## Work request:
Without the images, print all the entries below exactly as given.
□ □ □
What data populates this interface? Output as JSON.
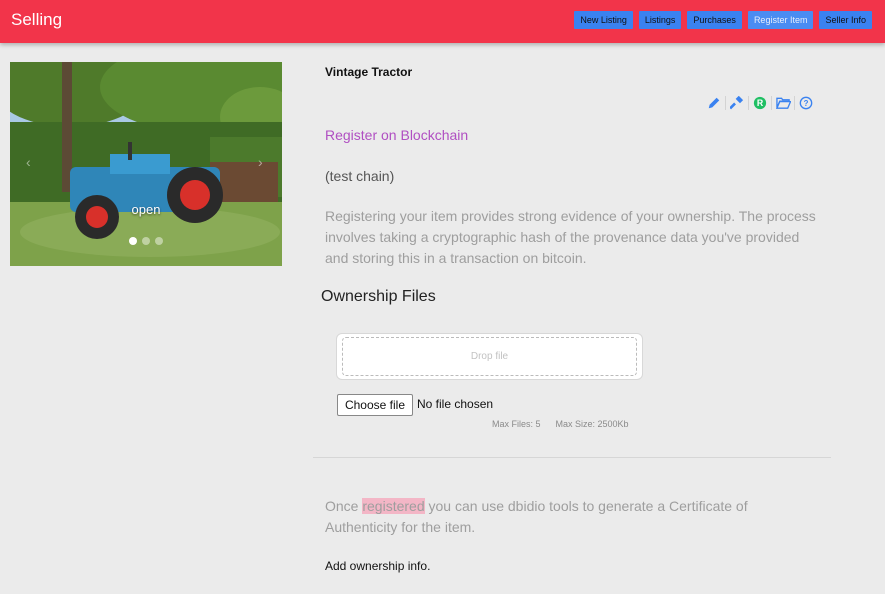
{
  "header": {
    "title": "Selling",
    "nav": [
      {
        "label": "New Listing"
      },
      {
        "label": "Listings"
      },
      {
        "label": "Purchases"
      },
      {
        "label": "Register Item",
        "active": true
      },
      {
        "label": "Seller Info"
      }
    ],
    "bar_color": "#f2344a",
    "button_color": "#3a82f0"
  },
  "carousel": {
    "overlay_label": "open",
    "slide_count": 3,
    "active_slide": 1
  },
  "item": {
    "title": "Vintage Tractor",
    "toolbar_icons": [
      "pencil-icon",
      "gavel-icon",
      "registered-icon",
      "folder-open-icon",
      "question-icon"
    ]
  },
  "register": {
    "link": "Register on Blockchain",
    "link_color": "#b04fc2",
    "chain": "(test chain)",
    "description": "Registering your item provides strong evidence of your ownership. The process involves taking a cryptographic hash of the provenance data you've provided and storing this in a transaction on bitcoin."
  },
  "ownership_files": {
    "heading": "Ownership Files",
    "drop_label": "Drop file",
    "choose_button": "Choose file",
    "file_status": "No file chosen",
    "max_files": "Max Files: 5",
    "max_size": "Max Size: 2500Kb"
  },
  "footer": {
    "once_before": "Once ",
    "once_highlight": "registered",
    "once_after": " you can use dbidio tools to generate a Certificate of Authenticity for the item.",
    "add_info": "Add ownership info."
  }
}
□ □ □
## Solution for this task:
What data populates this interface? Output as JSON.
{
  "header": {
    "title": "Selling",
    "nav": [
      {
        "label": "New Listing"
      },
      {
        "label": "Listings"
      },
      {
        "label": "Purchases"
      },
      {
        "label": "Register Item",
        "active": true
      },
      {
        "label": "Seller Info"
      }
    ],
    "bar_color": "#f2344a",
    "button_color": "#3a82f0"
  },
  "carousel": {
    "overlay_label": "open",
    "slide_count": 3,
    "active_slide": 1
  },
  "item": {
    "title": "Vintage Tractor",
    "toolbar_icons": [
      "pencil-icon",
      "gavel-icon",
      "registered-icon",
      "folder-open-icon",
      "question-icon"
    ]
  },
  "register": {
    "link": "Register on Blockchain",
    "link_color": "#b04fc2",
    "chain": "(test chain)",
    "description": "Registering your item provides strong evidence of your ownership. The process involves taking a cryptographic hash of the provenance data you've provided and storing this in a transaction on bitcoin."
  },
  "ownership_files": {
    "heading": "Ownership Files",
    "drop_label": "Drop file",
    "choose_button": "Choose file",
    "file_status": "No file chosen",
    "max_files": "Max Files: 5",
    "max_size": "Max Size: 2500Kb"
  },
  "footer": {
    "once_before": "Once ",
    "once_highlight": "registered",
    "once_after": " you can use dbidio tools to generate a Certificate of Authenticity for the item.",
    "add_info": "Add ownership info."
  }
}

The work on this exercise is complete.